Stored items from a collection:
=== Begin Enclosure ===
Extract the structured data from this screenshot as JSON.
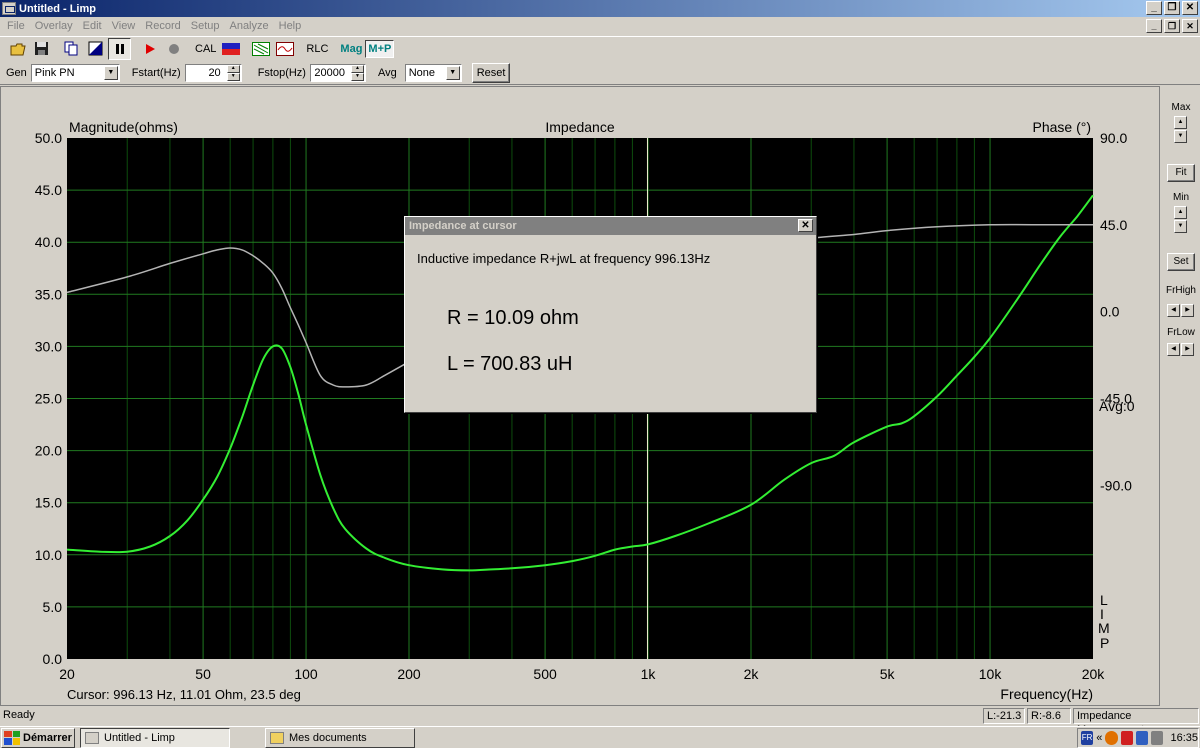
{
  "window": {
    "title": "Untitled - Limp"
  },
  "menu": [
    "File",
    "Overlay",
    "Edit",
    "View",
    "Record",
    "Setup",
    "Analyze",
    "Help"
  ],
  "toolbar": {
    "cal": "CAL",
    "rlc": "RLC",
    "mag": "Mag",
    "mp": "M+P"
  },
  "controls": {
    "gen_label": "Gen",
    "gen_value": "Pink PN",
    "fstart_label": "Fstart(Hz)",
    "fstart_value": "20",
    "fstop_label": "Fstop(Hz)",
    "fstop_value": "20000",
    "avg_label": "Avg",
    "avg_value": "None",
    "reset_label": "Reset"
  },
  "right_panel": {
    "max": "Max",
    "fit": "Fit",
    "min": "Min",
    "set": "Set",
    "frhigh": "FrHigh",
    "frlow": "FrLow"
  },
  "plot": {
    "left_title": "Magnitude(ohms)",
    "center_title": "Impedance",
    "right_title": "Phase (°)",
    "avg_text": "Avg:0",
    "limp_letters": [
      "L",
      "I",
      "M",
      "P"
    ],
    "cursor_text": "Cursor: 996.13 Hz, 11.01 Ohm, 23.5 deg",
    "x_title": "Frequency(Hz)"
  },
  "chart_data": {
    "type": "line",
    "title": "Impedance",
    "xlabel": "Frequency(Hz)",
    "ylabel": "Magnitude(ohms)",
    "y2label": "Phase (°)",
    "xscale": "log",
    "xlim": [
      20,
      20000
    ],
    "ylim": [
      0,
      50
    ],
    "y2lim": [
      -180,
      90
    ],
    "x_ticks": [
      20,
      50,
      100,
      200,
      500,
      1000,
      2000,
      5000,
      10000,
      20000
    ],
    "x_tick_labels": [
      "20",
      "50",
      "100",
      "200",
      "500",
      "1k",
      "2k",
      "5k",
      "10k",
      "20k"
    ],
    "y_tick_labels": [
      "0.0",
      "5.0",
      "10.0",
      "15.0",
      "20.0",
      "25.0",
      "30.0",
      "35.0",
      "40.0",
      "45.0",
      "50.0"
    ],
    "y2_ticks": [
      90,
      45,
      0,
      -45,
      -90
    ],
    "y2_tick_labels": [
      "90.0",
      "45.0",
      "0.0",
      "-45.0",
      "-90.0"
    ],
    "grid": true,
    "cursor_x": 996.13,
    "series": [
      {
        "color": "#33ee33",
        "axis": "left",
        "x": [
          20,
          25,
          30,
          35,
          40,
          45,
          50,
          55,
          60,
          65,
          70,
          75,
          80,
          85,
          90,
          95,
          100,
          110,
          120,
          130,
          150,
          170,
          200,
          250,
          300,
          350,
          400,
          500,
          600,
          700,
          800,
          900,
          1000,
          1200,
          1500,
          2000,
          2500,
          3000,
          3500,
          4000,
          5000,
          5500,
          6000,
          7000,
          8000,
          9000,
          10000,
          12000,
          14000,
          16000,
          18000,
          20000
        ],
        "values": [
          10.5,
          10.3,
          10.3,
          10.8,
          11.8,
          13.3,
          15.3,
          17.5,
          20.2,
          23.2,
          26.3,
          28.8,
          30.0,
          29.8,
          28.0,
          25.4,
          22.5,
          17.7,
          14.5,
          12.5,
          10.6,
          9.7,
          9.0,
          8.6,
          8.5,
          8.6,
          8.7,
          9.0,
          9.4,
          9.9,
          10.5,
          10.8,
          11.0,
          11.8,
          13.0,
          14.8,
          17.2,
          18.8,
          19.5,
          20.8,
          22.3,
          22.6,
          23.3,
          25.2,
          27.2,
          29.0,
          30.8,
          34.5,
          37.8,
          40.5,
          42.5,
          44.5
        ]
      },
      {
        "color": "#b4b4b4",
        "axis": "right",
        "x": [
          20,
          30,
          40,
          50,
          55,
          60,
          65,
          70,
          75,
          80,
          85,
          90,
          95,
          100,
          110,
          120,
          130,
          150,
          170,
          200,
          250,
          300,
          400,
          500,
          700,
          1000,
          1500,
          2000,
          3000,
          4000,
          5000,
          7000,
          10000,
          15000,
          20000
        ],
        "values": [
          10,
          18,
          25,
          30,
          32,
          33,
          32,
          29,
          25,
          20,
          12,
          2,
          -7,
          -16,
          -33,
          -38,
          -39,
          -38,
          -33,
          -26,
          -17,
          -10,
          0,
          5,
          12,
          20,
          28,
          33,
          38,
          40,
          42,
          44,
          45,
          45,
          45
        ]
      }
    ]
  },
  "dialog": {
    "title": "Impedance at cursor",
    "message": "Inductive impedance R+jwL at frequency 996.13Hz",
    "r_text": "R = 10.09 ohm",
    "l_text": "L = 700.83 uH"
  },
  "status": {
    "ready": "Ready",
    "l": "L:-21.3",
    "r": "R:-8.6",
    "mode": "Impedance Measurement"
  },
  "taskbar": {
    "start": "Démarrer",
    "task1": "Untitled - Limp",
    "task2": "Mes documents",
    "lang": "FR",
    "clock": "16:35"
  }
}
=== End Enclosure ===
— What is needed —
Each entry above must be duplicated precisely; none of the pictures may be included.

— Reply to the exercise —
Extract the structured data from this screenshot as JSON.
{
  "window": {
    "title": "Untitled - Limp"
  },
  "menu": [
    "File",
    "Overlay",
    "Edit",
    "View",
    "Record",
    "Setup",
    "Analyze",
    "Help"
  ],
  "toolbar": {
    "cal": "CAL",
    "rlc": "RLC",
    "mag": "Mag",
    "mp": "M+P"
  },
  "controls": {
    "gen_label": "Gen",
    "gen_value": "Pink PN",
    "fstart_label": "Fstart(Hz)",
    "fstart_value": "20",
    "fstop_label": "Fstop(Hz)",
    "fstop_value": "20000",
    "avg_label": "Avg",
    "avg_value": "None",
    "reset_label": "Reset"
  },
  "right_panel": {
    "max": "Max",
    "fit": "Fit",
    "min": "Min",
    "set": "Set",
    "frhigh": "FrHigh",
    "frlow": "FrLow"
  },
  "plot": {
    "left_title": "Magnitude(ohms)",
    "center_title": "Impedance",
    "right_title": "Phase (°)",
    "avg_text": "Avg:0",
    "limp_letters": [
      "L",
      "I",
      "M",
      "P"
    ],
    "cursor_text": "Cursor: 996.13 Hz, 11.01 Ohm, 23.5 deg",
    "x_title": "Frequency(Hz)"
  },
  "chart_data": {
    "type": "line",
    "title": "Impedance",
    "xlabel": "Frequency(Hz)",
    "ylabel": "Magnitude(ohms)",
    "y2label": "Phase (°)",
    "xscale": "log",
    "xlim": [
      20,
      20000
    ],
    "ylim": [
      0,
      50
    ],
    "y2lim": [
      -180,
      90
    ],
    "x_ticks": [
      20,
      50,
      100,
      200,
      500,
      1000,
      2000,
      5000,
      10000,
      20000
    ],
    "x_tick_labels": [
      "20",
      "50",
      "100",
      "200",
      "500",
      "1k",
      "2k",
      "5k",
      "10k",
      "20k"
    ],
    "y_tick_labels": [
      "0.0",
      "5.0",
      "10.0",
      "15.0",
      "20.0",
      "25.0",
      "30.0",
      "35.0",
      "40.0",
      "45.0",
      "50.0"
    ],
    "y2_ticks": [
      90,
      45,
      0,
      -45,
      -90
    ],
    "y2_tick_labels": [
      "90.0",
      "45.0",
      "0.0",
      "-45.0",
      "-90.0"
    ],
    "grid": true,
    "cursor_x": 996.13,
    "series": [
      {
        "color": "#33ee33",
        "axis": "left",
        "x": [
          20,
          25,
          30,
          35,
          40,
          45,
          50,
          55,
          60,
          65,
          70,
          75,
          80,
          85,
          90,
          95,
          100,
          110,
          120,
          130,
          150,
          170,
          200,
          250,
          300,
          350,
          400,
          500,
          600,
          700,
          800,
          900,
          1000,
          1200,
          1500,
          2000,
          2500,
          3000,
          3500,
          4000,
          5000,
          5500,
          6000,
          7000,
          8000,
          9000,
          10000,
          12000,
          14000,
          16000,
          18000,
          20000
        ],
        "values": [
          10.5,
          10.3,
          10.3,
          10.8,
          11.8,
          13.3,
          15.3,
          17.5,
          20.2,
          23.2,
          26.3,
          28.8,
          30.0,
          29.8,
          28.0,
          25.4,
          22.5,
          17.7,
          14.5,
          12.5,
          10.6,
          9.7,
          9.0,
          8.6,
          8.5,
          8.6,
          8.7,
          9.0,
          9.4,
          9.9,
          10.5,
          10.8,
          11.0,
          11.8,
          13.0,
          14.8,
          17.2,
          18.8,
          19.5,
          20.8,
          22.3,
          22.6,
          23.3,
          25.2,
          27.2,
          29.0,
          30.8,
          34.5,
          37.8,
          40.5,
          42.5,
          44.5
        ]
      },
      {
        "color": "#b4b4b4",
        "axis": "right",
        "x": [
          20,
          30,
          40,
          50,
          55,
          60,
          65,
          70,
          75,
          80,
          85,
          90,
          95,
          100,
          110,
          120,
          130,
          150,
          170,
          200,
          250,
          300,
          400,
          500,
          700,
          1000,
          1500,
          2000,
          3000,
          4000,
          5000,
          7000,
          10000,
          15000,
          20000
        ],
        "values": [
          10,
          18,
          25,
          30,
          32,
          33,
          32,
          29,
          25,
          20,
          12,
          2,
          -7,
          -16,
          -33,
          -38,
          -39,
          -38,
          -33,
          -26,
          -17,
          -10,
          0,
          5,
          12,
          20,
          28,
          33,
          38,
          40,
          42,
          44,
          45,
          45,
          45
        ]
      }
    ]
  },
  "dialog": {
    "title": "Impedance at cursor",
    "message": "Inductive impedance R+jwL at frequency 996.13Hz",
    "r_text": "R = 10.09 ohm",
    "l_text": "L = 700.83 uH"
  },
  "status": {
    "ready": "Ready",
    "l": "L:-21.3",
    "r": "R:-8.6",
    "mode": "Impedance Measurement"
  },
  "taskbar": {
    "start": "Démarrer",
    "task1": "Untitled - Limp",
    "task2": "Mes documents",
    "lang": "FR",
    "clock": "16:35"
  }
}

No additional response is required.